■ WHAT TO PRODUCE
Produce a faithful copy of every record below, without the pictures.

[Dataset rows for apps and sites]
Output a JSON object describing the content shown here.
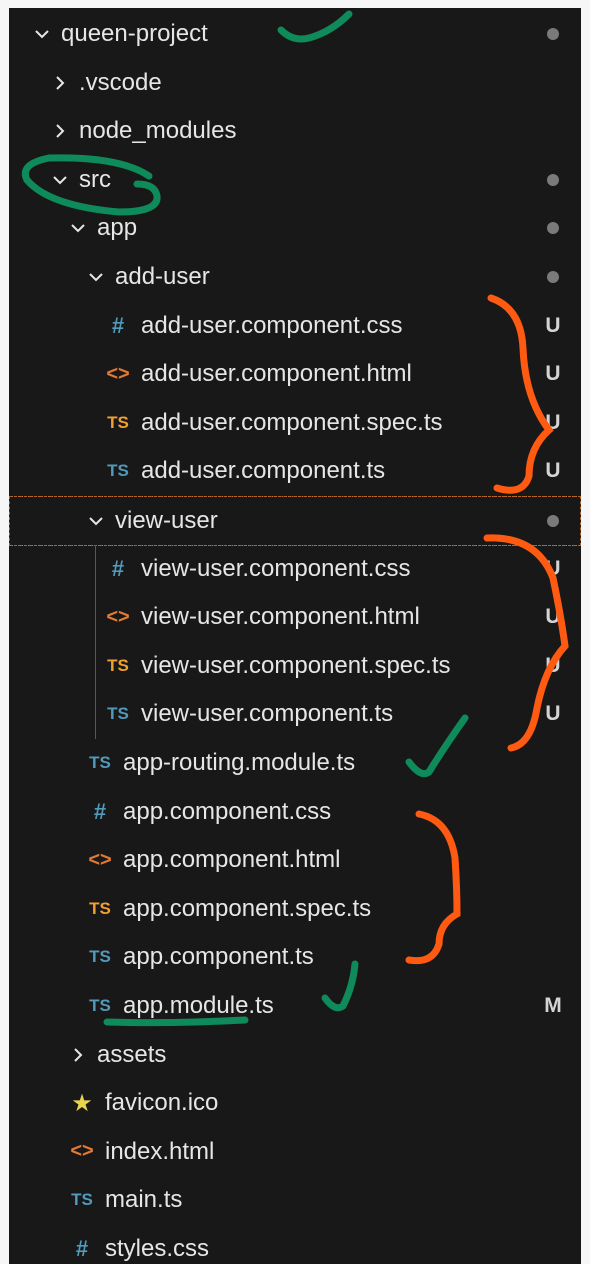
{
  "tree": [
    {
      "label": "queen-project",
      "depth": 0,
      "kind": "folder-open",
      "status": "dot"
    },
    {
      "label": ".vscode",
      "depth": 1,
      "kind": "folder-closed",
      "status": ""
    },
    {
      "label": "node_modules",
      "depth": 1,
      "kind": "folder-closed",
      "status": ""
    },
    {
      "label": "src",
      "depth": 1,
      "kind": "folder-open",
      "status": "dot"
    },
    {
      "label": "app",
      "depth": 2,
      "kind": "folder-open",
      "status": "dot"
    },
    {
      "label": "add-user",
      "depth": 3,
      "kind": "folder-open",
      "status": "dot"
    },
    {
      "label": "add-user.component.css",
      "depth": 4,
      "kind": "css",
      "status": "U"
    },
    {
      "label": "add-user.component.html",
      "depth": 4,
      "kind": "html",
      "status": "U"
    },
    {
      "label": "add-user.component.spec.ts",
      "depth": 4,
      "kind": "spec",
      "status": "U"
    },
    {
      "label": "add-user.component.ts",
      "depth": 4,
      "kind": "ts",
      "status": "U"
    },
    {
      "label": "view-user",
      "depth": 3,
      "kind": "folder-open",
      "status": "dot"
    },
    {
      "label": "view-user.component.css",
      "depth": 4,
      "kind": "css",
      "status": "U"
    },
    {
      "label": "view-user.component.html",
      "depth": 4,
      "kind": "html",
      "status": "U"
    },
    {
      "label": "view-user.component.spec.ts",
      "depth": 4,
      "kind": "spec",
      "status": "U"
    },
    {
      "label": "view-user.component.ts",
      "depth": 4,
      "kind": "ts",
      "status": "U"
    },
    {
      "label": "app-routing.module.ts",
      "depth": 3,
      "kind": "ts",
      "status": ""
    },
    {
      "label": "app.component.css",
      "depth": 3,
      "kind": "css",
      "status": ""
    },
    {
      "label": "app.component.html",
      "depth": 3,
      "kind": "html",
      "status": ""
    },
    {
      "label": "app.component.spec.ts",
      "depth": 3,
      "kind": "spec",
      "status": ""
    },
    {
      "label": "app.component.ts",
      "depth": 3,
      "kind": "ts",
      "status": ""
    },
    {
      "label": "app.module.ts",
      "depth": 3,
      "kind": "ts",
      "status": "M"
    },
    {
      "label": "assets",
      "depth": 2,
      "kind": "folder-closed",
      "status": ""
    },
    {
      "label": "favicon.ico",
      "depth": 2,
      "kind": "star",
      "status": ""
    },
    {
      "label": "index.html",
      "depth": 2,
      "kind": "html",
      "status": ""
    },
    {
      "label": "main.ts",
      "depth": 2,
      "kind": "ts",
      "status": ""
    },
    {
      "label": "styles.css",
      "depth": 2,
      "kind": "css",
      "status": ""
    }
  ],
  "icons": {
    "css": "#",
    "html": "<>",
    "spec": "TS",
    "ts": "TS",
    "star": "★"
  },
  "colors": {
    "background": "#181818",
    "text": "#e6e6e6",
    "annotation_green": "#0f8a5a",
    "annotation_orange": "#ff5a12"
  }
}
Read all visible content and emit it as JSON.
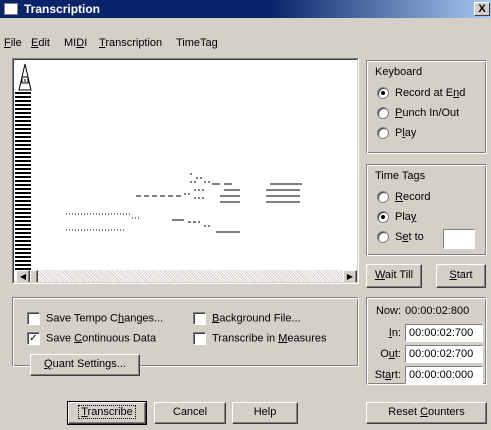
{
  "window": {
    "title": "Transcription",
    "close_glyph": "X"
  },
  "menu": {
    "items": [
      {
        "label": "File"
      },
      {
        "label": "Edit"
      },
      {
        "label": "MIDI"
      },
      {
        "label": "Transcription"
      },
      {
        "label": "TimeTag"
      }
    ]
  },
  "keyboard_group": {
    "title": "Keyboard",
    "options": [
      {
        "label": "Record at End",
        "selected": true
      },
      {
        "label": "Punch In/Out",
        "selected": false
      },
      {
        "label": "Play",
        "selected": false
      }
    ]
  },
  "time_tags_group": {
    "title": "Time Tags",
    "options": [
      {
        "label": "Record",
        "selected": false
      },
      {
        "label": "Play",
        "selected": true
      },
      {
        "label": "Set to",
        "selected": false
      }
    ],
    "set_to_value": ""
  },
  "wait_till_button": "Wait Till",
  "start_button": "Start",
  "options_panel": {
    "save_tempo": {
      "label": "Save Tempo Changes...",
      "checked": false
    },
    "background_file": {
      "label": "Background File...",
      "checked": false
    },
    "save_continuous": {
      "label": "Save Continuous Data",
      "checked": true
    },
    "transcribe_in_measures": {
      "label": "Transcribe in Measures",
      "checked": false
    },
    "quant_settings": "Quant Settings...",
    "check_mark": "✓"
  },
  "counters": {
    "now_label": "Now:",
    "now_value": "00:00:02:800",
    "in_label": "In:",
    "in_value": "00:00:02:700",
    "out_label": "Out:",
    "out_value": "00:00:02:700",
    "start_label": "Start:",
    "start_value": "00:00:00:000"
  },
  "bottom_buttons": {
    "transcribe": "Transcribe",
    "cancel": "Cancel",
    "help": "Help",
    "reset_counters": "Reset Counters"
  },
  "scrollbar": {
    "left_glyph": "◀",
    "right_glyph": "▶"
  },
  "icons": {
    "metronome": "metronome-icon",
    "close": "close-icon"
  }
}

■ ANSWER SECTION
Output a JSON object describing the content shown here.
{
  "tree": [
    {
      "label": "queen-project",
      "depth": 0,
      "kind": "folder-open",
      "status": "dot"
    },
    {
      "label": ".vscode",
      "depth": 1,
      "kind": "folder-closed",
      "status": ""
    },
    {
      "label": "node_modules",
      "depth": 1,
      "kind": "folder-closed",
      "status": ""
    },
    {
      "label": "src",
      "depth": 1,
      "kind": "folder-open",
      "status": "dot"
    },
    {
      "label": "app",
      "depth": 2,
      "kind": "folder-open",
      "status": "dot"
    },
    {
      "label": "add-user",
      "depth": 3,
      "kind": "folder-open",
      "status": "dot"
    },
    {
      "label": "add-user.component.css",
      "depth": 4,
      "kind": "css",
      "status": "U"
    },
    {
      "label": "add-user.component.html",
      "depth": 4,
      "kind": "html",
      "status": "U"
    },
    {
      "label": "add-user.component.spec.ts",
      "depth": 4,
      "kind": "spec",
      "status": "U"
    },
    {
      "label": "add-user.component.ts",
      "depth": 4,
      "kind": "ts",
      "status": "U"
    },
    {
      "label": "view-user",
      "depth": 3,
      "kind": "folder-open",
      "status": "dot"
    },
    {
      "label": "view-user.component.css",
      "depth": 4,
      "kind": "css",
      "status": "U"
    },
    {
      "label": "view-user.component.html",
      "depth": 4,
      "kind": "html",
      "status": "U"
    },
    {
      "label": "view-user.component.spec.ts",
      "depth": 4,
      "kind": "spec",
      "status": "U"
    },
    {
      "label": "view-user.component.ts",
      "depth": 4,
      "kind": "ts",
      "status": "U"
    },
    {
      "label": "app-routing.module.ts",
      "depth": 3,
      "kind": "ts",
      "status": ""
    },
    {
      "label": "app.component.css",
      "depth": 3,
      "kind": "css",
      "status": ""
    },
    {
      "label": "app.component.html",
      "depth": 3,
      "kind": "html",
      "status": ""
    },
    {
      "label": "app.component.spec.ts",
      "depth": 3,
      "kind": "spec",
      "status": ""
    },
    {
      "label": "app.component.ts",
      "depth": 3,
      "kind": "ts",
      "status": ""
    },
    {
      "label": "app.module.ts",
      "depth": 3,
      "kind": "ts",
      "status": "M"
    },
    {
      "label": "assets",
      "depth": 2,
      "kind": "folder-closed",
      "status": ""
    },
    {
      "label": "favicon.ico",
      "depth": 2,
      "kind": "star",
      "status": ""
    },
    {
      "label": "index.html",
      "depth": 2,
      "kind": "html",
      "status": ""
    },
    {
      "label": "main.ts",
      "depth": 2,
      "kind": "ts",
      "status": ""
    },
    {
      "label": "styles.css",
      "depth": 2,
      "kind": "css",
      "status": ""
    }
  ],
  "icons": {
    "css": "#",
    "html": "<>",
    "spec": "TS",
    "ts": "TS",
    "star": "★"
  },
  "colors": {
    "background": "#181818",
    "text": "#e6e6e6",
    "annotation_green": "#0f8a5a",
    "annotation_orange": "#ff5a12"
  }
}
Read all visible content and emit it as JSON.
{
  "window": {
    "title": "Transcription",
    "close_glyph": "X"
  },
  "menu": {
    "items": [
      {
        "label": "File"
      },
      {
        "label": "Edit"
      },
      {
        "label": "MIDI"
      },
      {
        "label": "Transcription"
      },
      {
        "label": "TimeTag"
      }
    ]
  },
  "keyboard_group": {
    "title": "Keyboard",
    "options": [
      {
        "label": "Record at End",
        "selected": true
      },
      {
        "label": "Punch In/Out",
        "selected": false
      },
      {
        "label": "Play",
        "selected": false
      }
    ]
  },
  "time_tags_group": {
    "title": "Time Tags",
    "options": [
      {
        "label": "Record",
        "selected": false
      },
      {
        "label": "Play",
        "selected": true
      },
      {
        "label": "Set to",
        "selected": false
      }
    ],
    "set_to_value": ""
  },
  "wait_till_button": "Wait Till",
  "start_button": "Start",
  "options_panel": {
    "save_tempo": {
      "label": "Save Tempo Changes...",
      "checked": false
    },
    "background_file": {
      "label": "Background File...",
      "checked": false
    },
    "save_continuous": {
      "label": "Save Continuous Data",
      "checked": true
    },
    "transcribe_in_measures": {
      "label": "Transcribe in Measures",
      "checked": false
    },
    "quant_settings": "Quant Settings...",
    "check_mark": "✓"
  },
  "counters": {
    "now_label": "Now:",
    "now_value": "00:00:02:800",
    "in_label": "In:",
    "in_value": "00:00:02:700",
    "out_label": "Out:",
    "out_value": "00:00:02:700",
    "start_label": "Start:",
    "start_value": "00:00:00:000"
  },
  "bottom_buttons": {
    "transcribe": "Transcribe",
    "cancel": "Cancel",
    "help": "Help",
    "reset_counters": "Reset Counters"
  },
  "scrollbar": {
    "left_glyph": "◀",
    "right_glyph": "▶"
  },
  "icons": {
    "metronome": "metronome-icon",
    "close": "close-icon"
  }
}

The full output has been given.